• _TRY IT_
Search the records for "teams". Copy every line where it appears.

[Data about app and page elements]
# # #
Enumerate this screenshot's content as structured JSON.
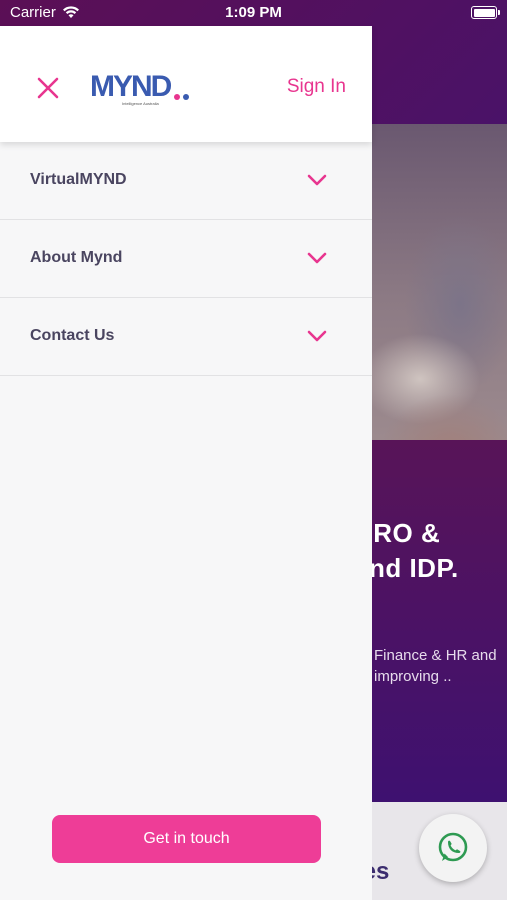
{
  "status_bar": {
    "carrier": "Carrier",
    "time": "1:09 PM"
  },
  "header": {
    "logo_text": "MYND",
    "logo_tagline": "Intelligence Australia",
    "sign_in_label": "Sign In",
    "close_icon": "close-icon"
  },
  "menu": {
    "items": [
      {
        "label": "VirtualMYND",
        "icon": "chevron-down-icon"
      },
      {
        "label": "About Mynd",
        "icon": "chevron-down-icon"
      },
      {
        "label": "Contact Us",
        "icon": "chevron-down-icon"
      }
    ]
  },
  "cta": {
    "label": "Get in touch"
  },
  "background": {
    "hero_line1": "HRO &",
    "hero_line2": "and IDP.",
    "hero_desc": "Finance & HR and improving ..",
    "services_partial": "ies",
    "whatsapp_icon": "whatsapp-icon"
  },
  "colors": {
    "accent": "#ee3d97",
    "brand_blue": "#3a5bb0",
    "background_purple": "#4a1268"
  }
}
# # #
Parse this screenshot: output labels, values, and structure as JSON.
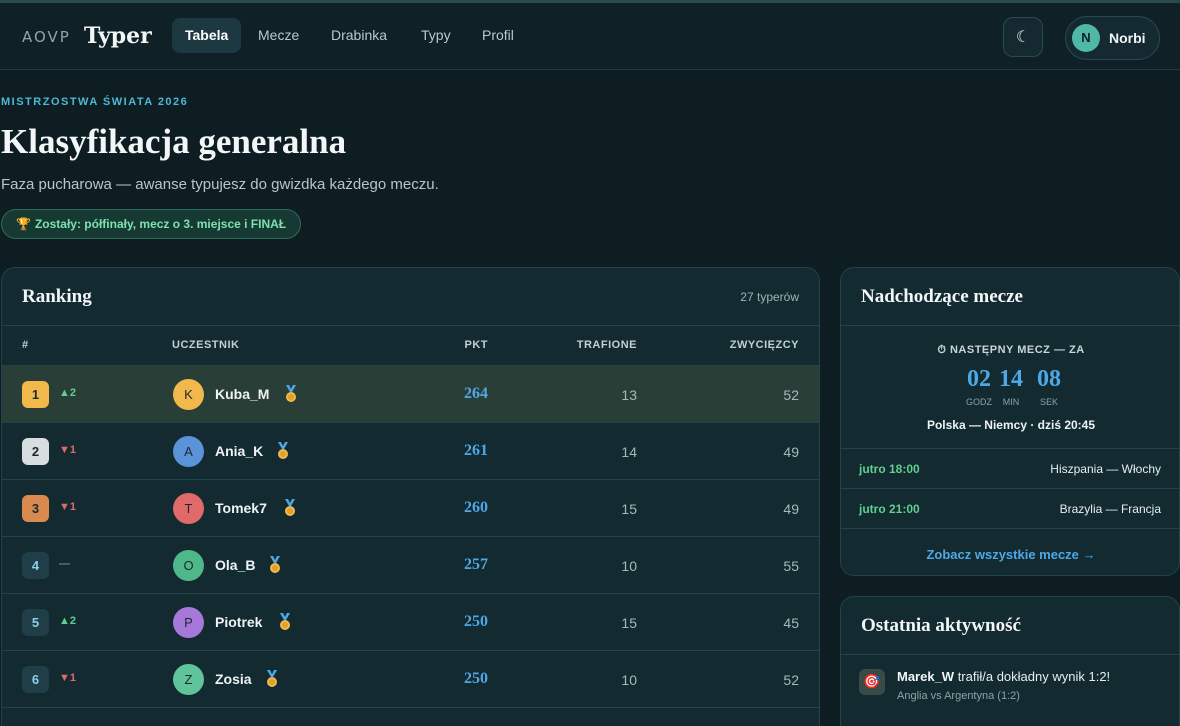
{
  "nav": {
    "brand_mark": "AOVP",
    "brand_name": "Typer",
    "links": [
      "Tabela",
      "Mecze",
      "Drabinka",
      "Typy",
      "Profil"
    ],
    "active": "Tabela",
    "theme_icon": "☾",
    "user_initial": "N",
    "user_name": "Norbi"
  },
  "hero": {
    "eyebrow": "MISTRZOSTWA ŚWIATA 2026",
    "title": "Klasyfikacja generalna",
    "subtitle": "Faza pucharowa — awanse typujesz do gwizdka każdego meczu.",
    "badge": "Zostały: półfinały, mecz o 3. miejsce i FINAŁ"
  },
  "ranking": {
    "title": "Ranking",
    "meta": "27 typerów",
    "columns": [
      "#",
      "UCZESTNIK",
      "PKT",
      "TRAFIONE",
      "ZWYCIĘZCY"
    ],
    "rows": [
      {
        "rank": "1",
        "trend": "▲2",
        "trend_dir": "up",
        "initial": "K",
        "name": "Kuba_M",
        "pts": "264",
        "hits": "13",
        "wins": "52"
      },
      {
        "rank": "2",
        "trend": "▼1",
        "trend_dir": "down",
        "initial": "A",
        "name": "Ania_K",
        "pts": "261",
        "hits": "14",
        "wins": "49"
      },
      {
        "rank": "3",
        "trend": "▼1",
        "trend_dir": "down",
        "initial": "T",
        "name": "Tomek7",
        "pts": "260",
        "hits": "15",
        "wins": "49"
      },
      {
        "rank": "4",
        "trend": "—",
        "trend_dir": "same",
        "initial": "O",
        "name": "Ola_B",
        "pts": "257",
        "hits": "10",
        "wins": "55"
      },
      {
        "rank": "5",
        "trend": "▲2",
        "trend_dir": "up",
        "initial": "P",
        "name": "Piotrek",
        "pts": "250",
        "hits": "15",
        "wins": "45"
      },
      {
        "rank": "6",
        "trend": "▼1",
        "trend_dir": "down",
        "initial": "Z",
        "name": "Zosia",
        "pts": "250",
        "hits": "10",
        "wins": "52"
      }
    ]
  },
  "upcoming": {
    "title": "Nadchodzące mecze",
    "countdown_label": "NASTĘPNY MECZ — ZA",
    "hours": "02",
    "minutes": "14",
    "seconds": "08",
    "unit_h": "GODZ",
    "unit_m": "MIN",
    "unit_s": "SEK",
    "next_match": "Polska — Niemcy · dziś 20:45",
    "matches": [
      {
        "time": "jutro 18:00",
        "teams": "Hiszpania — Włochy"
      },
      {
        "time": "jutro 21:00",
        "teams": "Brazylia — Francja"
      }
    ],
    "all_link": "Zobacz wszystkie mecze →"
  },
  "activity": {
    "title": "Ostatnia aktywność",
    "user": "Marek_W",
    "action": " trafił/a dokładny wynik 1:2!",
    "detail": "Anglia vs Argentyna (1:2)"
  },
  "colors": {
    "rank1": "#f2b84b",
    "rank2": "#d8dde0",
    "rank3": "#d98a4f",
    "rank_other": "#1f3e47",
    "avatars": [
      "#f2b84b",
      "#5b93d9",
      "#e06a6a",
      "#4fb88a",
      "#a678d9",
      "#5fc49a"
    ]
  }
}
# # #
• _SOLUTION FOR THIS EXERCISE_
        "teams": "Hiszpania — Włochy"
        "teams": "Brazylia — Francja"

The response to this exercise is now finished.